▸ **Task item**:
When a line of the entries contains the word "underlined", report that line.

▸ **Provided information**:
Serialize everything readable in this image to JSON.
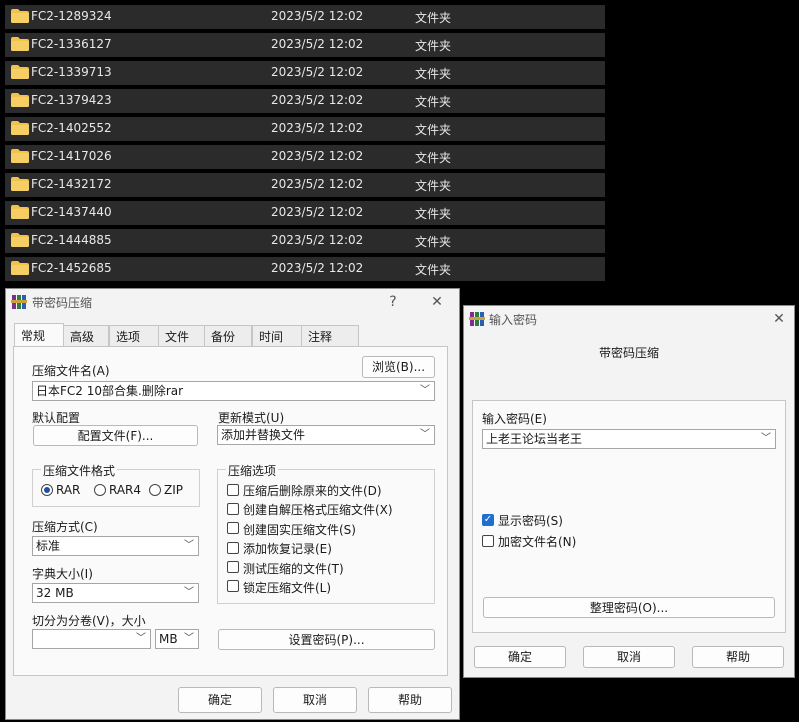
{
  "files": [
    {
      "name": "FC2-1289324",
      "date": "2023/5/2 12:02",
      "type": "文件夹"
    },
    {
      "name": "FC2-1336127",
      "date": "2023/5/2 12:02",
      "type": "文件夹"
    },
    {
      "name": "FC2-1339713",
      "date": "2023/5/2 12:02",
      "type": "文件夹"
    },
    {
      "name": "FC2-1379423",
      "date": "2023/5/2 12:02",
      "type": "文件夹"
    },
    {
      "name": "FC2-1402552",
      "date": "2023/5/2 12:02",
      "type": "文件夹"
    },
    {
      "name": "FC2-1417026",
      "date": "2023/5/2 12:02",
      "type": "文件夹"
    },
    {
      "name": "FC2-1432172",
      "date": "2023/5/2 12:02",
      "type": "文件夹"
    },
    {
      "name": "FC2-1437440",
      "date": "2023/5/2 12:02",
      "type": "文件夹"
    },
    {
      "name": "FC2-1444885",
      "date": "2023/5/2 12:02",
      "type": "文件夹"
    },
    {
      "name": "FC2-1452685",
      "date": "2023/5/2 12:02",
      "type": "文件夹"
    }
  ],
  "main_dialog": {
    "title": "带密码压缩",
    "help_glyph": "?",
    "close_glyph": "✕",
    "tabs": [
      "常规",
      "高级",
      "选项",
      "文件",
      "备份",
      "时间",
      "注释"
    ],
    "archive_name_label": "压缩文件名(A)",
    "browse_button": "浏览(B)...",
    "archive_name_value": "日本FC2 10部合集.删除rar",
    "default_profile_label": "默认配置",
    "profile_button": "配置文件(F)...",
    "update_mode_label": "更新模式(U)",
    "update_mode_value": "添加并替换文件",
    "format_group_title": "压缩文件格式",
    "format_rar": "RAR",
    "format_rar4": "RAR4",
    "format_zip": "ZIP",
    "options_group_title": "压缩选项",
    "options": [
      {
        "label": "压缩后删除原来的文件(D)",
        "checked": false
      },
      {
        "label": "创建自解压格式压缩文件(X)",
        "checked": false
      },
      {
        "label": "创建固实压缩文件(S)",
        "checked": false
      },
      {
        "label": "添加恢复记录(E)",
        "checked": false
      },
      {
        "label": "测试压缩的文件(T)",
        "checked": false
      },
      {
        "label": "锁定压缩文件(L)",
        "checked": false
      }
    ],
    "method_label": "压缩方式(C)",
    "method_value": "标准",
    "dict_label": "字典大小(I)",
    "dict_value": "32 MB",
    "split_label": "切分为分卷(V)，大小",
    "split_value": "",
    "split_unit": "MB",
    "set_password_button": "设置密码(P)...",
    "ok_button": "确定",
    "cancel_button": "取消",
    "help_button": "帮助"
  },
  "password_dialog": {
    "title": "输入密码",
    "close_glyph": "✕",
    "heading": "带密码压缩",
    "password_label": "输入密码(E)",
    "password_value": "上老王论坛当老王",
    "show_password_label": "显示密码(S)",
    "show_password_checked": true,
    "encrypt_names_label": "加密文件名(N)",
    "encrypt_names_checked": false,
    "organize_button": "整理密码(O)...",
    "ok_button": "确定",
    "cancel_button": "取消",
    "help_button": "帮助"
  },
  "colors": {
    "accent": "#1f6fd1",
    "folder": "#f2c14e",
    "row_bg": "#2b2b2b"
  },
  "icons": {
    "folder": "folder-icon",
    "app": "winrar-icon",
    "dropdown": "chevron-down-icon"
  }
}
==
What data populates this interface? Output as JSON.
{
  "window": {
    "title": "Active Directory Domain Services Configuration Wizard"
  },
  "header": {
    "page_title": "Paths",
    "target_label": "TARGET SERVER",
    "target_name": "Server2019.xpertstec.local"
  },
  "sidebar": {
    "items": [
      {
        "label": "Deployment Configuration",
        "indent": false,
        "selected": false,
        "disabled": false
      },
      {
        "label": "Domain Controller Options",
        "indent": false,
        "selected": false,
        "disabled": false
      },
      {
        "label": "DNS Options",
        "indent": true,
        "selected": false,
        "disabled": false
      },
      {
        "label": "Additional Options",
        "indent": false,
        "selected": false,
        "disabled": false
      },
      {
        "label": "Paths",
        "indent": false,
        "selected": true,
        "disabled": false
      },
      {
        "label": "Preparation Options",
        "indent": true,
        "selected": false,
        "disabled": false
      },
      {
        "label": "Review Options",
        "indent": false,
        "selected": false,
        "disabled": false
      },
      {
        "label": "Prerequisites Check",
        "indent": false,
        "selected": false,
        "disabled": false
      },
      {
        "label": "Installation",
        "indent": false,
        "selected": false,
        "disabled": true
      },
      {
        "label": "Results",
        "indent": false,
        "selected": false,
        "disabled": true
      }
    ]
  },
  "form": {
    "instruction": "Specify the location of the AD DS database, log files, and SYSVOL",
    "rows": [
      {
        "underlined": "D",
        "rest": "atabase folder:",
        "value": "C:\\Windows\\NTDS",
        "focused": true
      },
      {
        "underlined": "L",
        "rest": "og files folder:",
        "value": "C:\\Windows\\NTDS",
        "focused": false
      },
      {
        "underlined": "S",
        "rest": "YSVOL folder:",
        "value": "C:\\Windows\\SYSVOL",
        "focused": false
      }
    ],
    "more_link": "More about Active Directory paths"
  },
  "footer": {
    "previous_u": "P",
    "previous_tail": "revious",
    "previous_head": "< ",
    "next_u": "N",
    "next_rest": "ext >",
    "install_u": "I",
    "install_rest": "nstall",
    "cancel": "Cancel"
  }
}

▸ **Problem solution**:
        "underlined": "D",
        "underlined": "L",
        "underlined": "S",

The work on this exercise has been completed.